Compare any two graphics cards:
GeForce 8800 GT 1GB vs GeForce 9800 GT 512MB
IntroThe GeForce 8800 GT 1GB uses a 65 nm design. nVidia has set the core frequency at 600 MHz. The GDDR3 memory runs at a frequency of 900 MHz on this card. It features 112 SPUs along with 56 TAUs and 16 Rasterization Operator Units.
Compare those specs to the GeForce 9800 GT 512MB, which makes use of a 65/55 nm design. nVidia has set the core speed at 600 MHz. The GDDR3 RAM works at a speed of 900 MHz on this particular model. It features 112 SPUs as well as 56 Texture Address Units and 16 Rasterization Operator Units.
Far Cry 2
Tom Clancy's Endwar
Tom Clancy's H.A.W.X
GeForce 8800 GT 1GB wins
(Based entirely on the benchmarks listed above)
When combining all game benchmark scores on this page together, the GeForce 8800 GT 1GB wins overall, by 8 FPS. Please note that we do not have the results of every benchmark ever done for these cards, so the results may differ wildly in different games.
Power Usage and Theoretical BenchmarksBoth cards have the same power consumption.
Both cards have the exact same memory bandwidth, so in theory they should perform the same. (explain)
Texel RateBoth cards have exactly the same texel fill rate, so theoretically they should be equally good at at anisotropic filtering. (explain)
Pixel RateBoth cards have the exact same pixel fill rate, so theoretically they should perform equally good at at anti-aliasing, and be capable of handling the same resolutions. (explain)
Please note that the above 'benchmarks' are all just theoretical - the results were calculated based on the card's specifications, and real-world performance may (and probably will) vary at least a bit.
Please note that the price comparisons are based on search keywords - sometimes it might show cards with very similar names that are not exactly the same as the one chosen in the comparison. We do try to filter out the wrong results as best we can, though.
Memory Bandwidth: Memory bandwidth is the maximum amount of information (in units of megabytes per second) that can be transported over the external memory interface within a second. It's calculated by multiplying the card's interface width by its memory speed. In the case of DDR RAM, it should be multiplied by 2 again. If DDR5, multiply by ANOTHER 2x. The higher the bandwidth is, the faster the card will be in general. It especially helps with AA, HDR and high resolutions.
Texel Rate: Texel rate is the maximum number of texture map elements (texels) that can be processed in one second. This number is worked out by multiplying the total texture units of the card by the core clock speed of the chip. The higher this number, the better the graphics card will be at texture filtering (anisotropic filtering - AF). It is measured in millions of texels applied in a second.

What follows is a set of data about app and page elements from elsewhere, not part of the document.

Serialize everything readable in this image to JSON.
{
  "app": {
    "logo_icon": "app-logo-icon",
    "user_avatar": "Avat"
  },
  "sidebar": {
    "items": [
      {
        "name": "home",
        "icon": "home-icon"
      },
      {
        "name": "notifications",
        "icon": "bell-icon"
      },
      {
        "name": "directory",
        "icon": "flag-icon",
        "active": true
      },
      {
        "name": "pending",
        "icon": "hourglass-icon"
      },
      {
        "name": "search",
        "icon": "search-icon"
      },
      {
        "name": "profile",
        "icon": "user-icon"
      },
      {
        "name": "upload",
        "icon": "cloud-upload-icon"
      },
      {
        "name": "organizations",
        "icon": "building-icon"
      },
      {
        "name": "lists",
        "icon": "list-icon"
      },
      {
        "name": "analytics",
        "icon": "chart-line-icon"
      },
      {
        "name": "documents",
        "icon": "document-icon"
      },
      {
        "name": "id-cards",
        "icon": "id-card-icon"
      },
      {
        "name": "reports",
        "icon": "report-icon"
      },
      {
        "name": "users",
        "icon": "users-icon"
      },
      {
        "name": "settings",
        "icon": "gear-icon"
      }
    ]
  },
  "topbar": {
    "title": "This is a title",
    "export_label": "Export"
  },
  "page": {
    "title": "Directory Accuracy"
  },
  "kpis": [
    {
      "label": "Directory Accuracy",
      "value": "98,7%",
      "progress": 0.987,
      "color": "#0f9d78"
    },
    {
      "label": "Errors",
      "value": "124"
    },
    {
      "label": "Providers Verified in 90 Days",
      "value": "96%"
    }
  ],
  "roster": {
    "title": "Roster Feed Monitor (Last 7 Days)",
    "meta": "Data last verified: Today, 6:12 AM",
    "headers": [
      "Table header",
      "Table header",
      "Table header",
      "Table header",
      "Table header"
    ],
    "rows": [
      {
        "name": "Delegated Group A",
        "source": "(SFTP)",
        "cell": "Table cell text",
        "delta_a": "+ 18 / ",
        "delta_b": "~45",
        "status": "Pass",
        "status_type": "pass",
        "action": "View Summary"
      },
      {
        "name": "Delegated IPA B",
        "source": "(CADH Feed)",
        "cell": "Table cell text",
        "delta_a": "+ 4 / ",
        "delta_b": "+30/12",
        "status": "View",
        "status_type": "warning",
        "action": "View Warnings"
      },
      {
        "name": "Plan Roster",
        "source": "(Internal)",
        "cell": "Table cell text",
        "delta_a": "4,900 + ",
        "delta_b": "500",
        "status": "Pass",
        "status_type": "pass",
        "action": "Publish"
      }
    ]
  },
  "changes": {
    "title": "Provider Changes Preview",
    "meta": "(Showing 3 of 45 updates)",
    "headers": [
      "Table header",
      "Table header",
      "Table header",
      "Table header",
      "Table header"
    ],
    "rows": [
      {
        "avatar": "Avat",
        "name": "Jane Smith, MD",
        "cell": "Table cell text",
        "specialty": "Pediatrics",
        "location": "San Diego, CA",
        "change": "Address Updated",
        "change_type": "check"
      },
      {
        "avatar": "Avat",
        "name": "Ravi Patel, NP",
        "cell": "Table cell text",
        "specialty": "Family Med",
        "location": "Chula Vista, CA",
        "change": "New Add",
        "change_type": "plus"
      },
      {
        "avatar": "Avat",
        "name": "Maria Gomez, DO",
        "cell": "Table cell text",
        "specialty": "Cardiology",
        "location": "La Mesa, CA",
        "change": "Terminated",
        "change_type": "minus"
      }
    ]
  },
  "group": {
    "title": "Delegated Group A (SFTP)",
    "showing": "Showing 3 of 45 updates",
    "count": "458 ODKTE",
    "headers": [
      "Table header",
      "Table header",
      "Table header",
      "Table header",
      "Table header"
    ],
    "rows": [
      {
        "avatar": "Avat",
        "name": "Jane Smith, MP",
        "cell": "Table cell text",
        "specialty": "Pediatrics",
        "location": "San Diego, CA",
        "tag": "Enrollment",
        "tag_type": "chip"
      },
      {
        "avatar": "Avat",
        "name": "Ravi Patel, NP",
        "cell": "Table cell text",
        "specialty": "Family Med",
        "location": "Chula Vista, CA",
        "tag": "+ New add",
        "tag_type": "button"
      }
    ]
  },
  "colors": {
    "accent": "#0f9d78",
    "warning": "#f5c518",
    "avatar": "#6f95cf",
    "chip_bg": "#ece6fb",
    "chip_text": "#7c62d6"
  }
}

Pixel Rate: Pixel rate is the maximum number of pixels the video card could possibly write to the local memory in one second - measured in millions of pixels per second. Pixel rate is calculated by multiplying the amount of ROPs by the clock speed of the card. ROPs (Raster Operations Pipelines - aka Render Output Units) are responsible for outputting the pixels (image) to the screen. The actual pixel output rate is also dependant on many other factors, especially the memory bandwidth - the lower the bandwidth is, the lower the potential to reach the maximum fill rate.